**PROBLEM:** Your answer should consist of each line from the data below that contains "FAKTURA".

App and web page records
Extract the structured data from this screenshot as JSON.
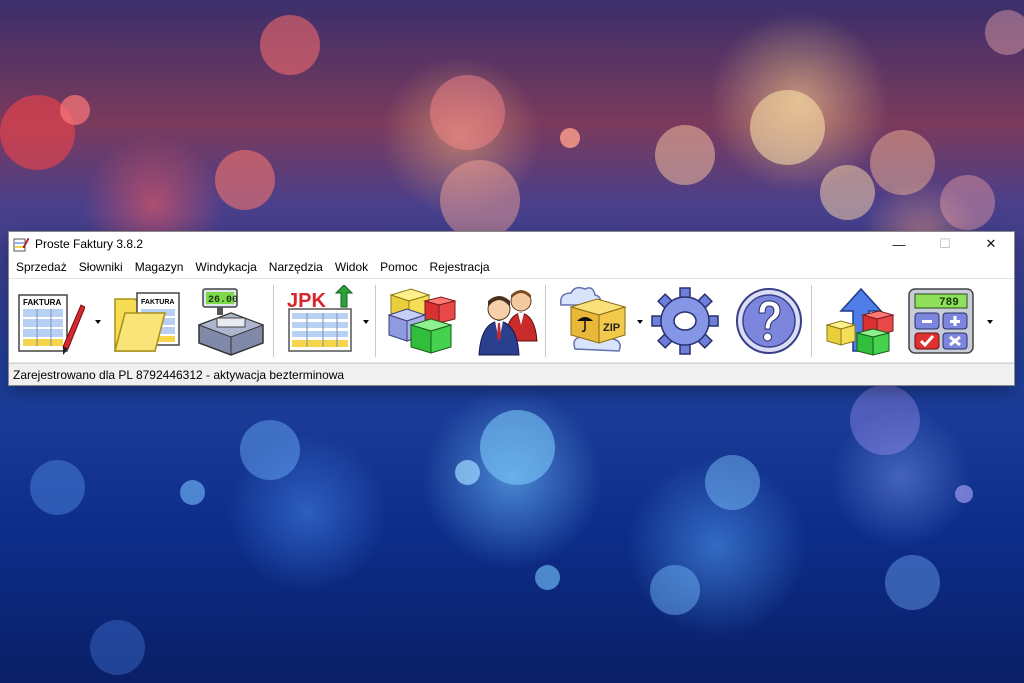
{
  "window": {
    "title": "Proste Faktury 3.8.2",
    "controls": {
      "minimize": "—",
      "maximize": "☐",
      "close": "✕"
    }
  },
  "menu": [
    "Sprzedaż",
    "Słowniki",
    "Magazyn",
    "Windykacja",
    "Narzędzia",
    "Widok",
    "Pomoc",
    "Rejestracja"
  ],
  "toolbar": {
    "invoice_label": "FAKTURA",
    "invoices_label": "FAKTURA",
    "register_display": "26.00",
    "jpk_label": "JPK",
    "zip_label": "ZIP",
    "calculator_display": "789"
  },
  "status": {
    "text": "Zarejestrowano dla PL 8792446312 - aktywacja bezterminowa"
  },
  "colors": {
    "desktop_top": "#7b3a5c",
    "desktop_bottom": "#0a1f66",
    "window_bg": "#f0f0f0"
  }
}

**ANSWER SECTION:**
    "invoice_label": "FAKTURA",
    "invoices_label": "FAKTURA",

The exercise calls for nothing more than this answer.